Strong yen is a problem for the Japanese economy
The stage is set for Japan's economy to roar back, but despite all the efforts of the government and corporate sector, the strong yen threatens to undo all the hard work.
Japan's problem is that despite its recent troubles, much of the rest of the world is in an even more fractious state, facing economic slowdowns and debt crises.
In an uncertain world, Japan and the yen are increasingly being seen as safe havens.
While this may be reassuring for some investors, there are dire implications for a country that has relied on exports for its growth.
The strong yen makes Japan's products less competitive compared with rivals such as China and South Korea.
Worse, profits made abroad are worth less when they are brought back home.
Toyota has said that for every yen the currency rises against the dollar it loses 34bn yen ($442m; £271m) in operating profit.
The problem is so worrying that the government and central bank intervened in the currency markets on 4 August in an attempt to weaken the currency.
It worked, but only for a short time, and the yen has again approached its highest level since the end of World War II, 76.25 to the dollar.
Over the weekend, Finance Minister Yoshihiko Noda was on Japanese television talking tough, hinting the government may step in again.
"An unstable situation is continuing," he told public broadcaster NHK. "As foreign exchange matters are my prerogative I will continue to closely watch the markets and take bold action if it becomes necessary."
The price of failure to bring the currency down could be high.
Over time, Japan's economy could be hollowed out.
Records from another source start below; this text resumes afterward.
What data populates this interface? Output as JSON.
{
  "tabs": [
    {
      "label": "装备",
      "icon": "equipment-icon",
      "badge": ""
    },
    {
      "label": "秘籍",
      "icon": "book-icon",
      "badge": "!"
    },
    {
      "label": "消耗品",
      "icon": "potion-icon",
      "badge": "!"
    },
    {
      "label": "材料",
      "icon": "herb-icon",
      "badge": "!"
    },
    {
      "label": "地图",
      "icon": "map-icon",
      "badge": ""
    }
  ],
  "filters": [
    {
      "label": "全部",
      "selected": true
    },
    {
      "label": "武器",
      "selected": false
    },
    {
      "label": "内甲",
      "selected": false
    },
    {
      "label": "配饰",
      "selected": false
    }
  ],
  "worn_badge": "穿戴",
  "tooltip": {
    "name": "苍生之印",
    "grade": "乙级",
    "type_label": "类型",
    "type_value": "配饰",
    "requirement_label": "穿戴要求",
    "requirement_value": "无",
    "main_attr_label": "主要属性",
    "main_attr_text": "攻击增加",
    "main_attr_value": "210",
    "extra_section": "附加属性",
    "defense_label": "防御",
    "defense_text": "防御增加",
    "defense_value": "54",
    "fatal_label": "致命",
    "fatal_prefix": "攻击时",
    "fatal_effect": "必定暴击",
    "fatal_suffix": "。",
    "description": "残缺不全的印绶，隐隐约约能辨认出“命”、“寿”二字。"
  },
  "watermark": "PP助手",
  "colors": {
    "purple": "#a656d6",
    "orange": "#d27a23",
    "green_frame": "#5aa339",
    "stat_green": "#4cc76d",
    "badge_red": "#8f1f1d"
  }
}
A survey of 105 leading Japanese firms showed more than half were considering moving some factories and offices overseas.
Almost as many said the yen staying below 80 to the dollar would depress sales and profits.
Only four said they would be able to withstand the yen dropping below 75 to the dollar and maintain their workforces in Japan.
While the yen may be the headline concern at present, salarymen sweltering in their offices in Japan's stifling August heat are all too aware of the other threat to Japan's economy: power shortages.
The ongoing crisis at the Fukushima nuclear plant means big companies have been ordered to reduce their electricity consumption by 15%, and the first step for many has been to cut down on air conditioning.
Others have reinvented the weekend, shifting the working week to spread demand across all seven days.
But the discomfort and disruption could be as nothing if Japan continues down the path it is on now.
The country looks likely to embark on an extraordinary experiment to see whether it can survive without nuclear power, which before March supplied 30% of its electricity needs.
Confidence in the safety of the technology has been shattered by the disaster at Fukushima, and scares over radiation in beef and other foods have added to the alarm.
Since the disaster, local authorities have been refusing to give permission for reactors in their areas to be switched back on after routine maintenance, which usually takes place every 13 months.
Already two thirds are offline. If public antagonism continues then by early next year none of them will be operating.
Even more severe electricity shortages would be another reason for Japanese firms to cast their eyes overseas.
With the yen as strong as it is, many argue that they just cannot afford to take on any more problems at the moment.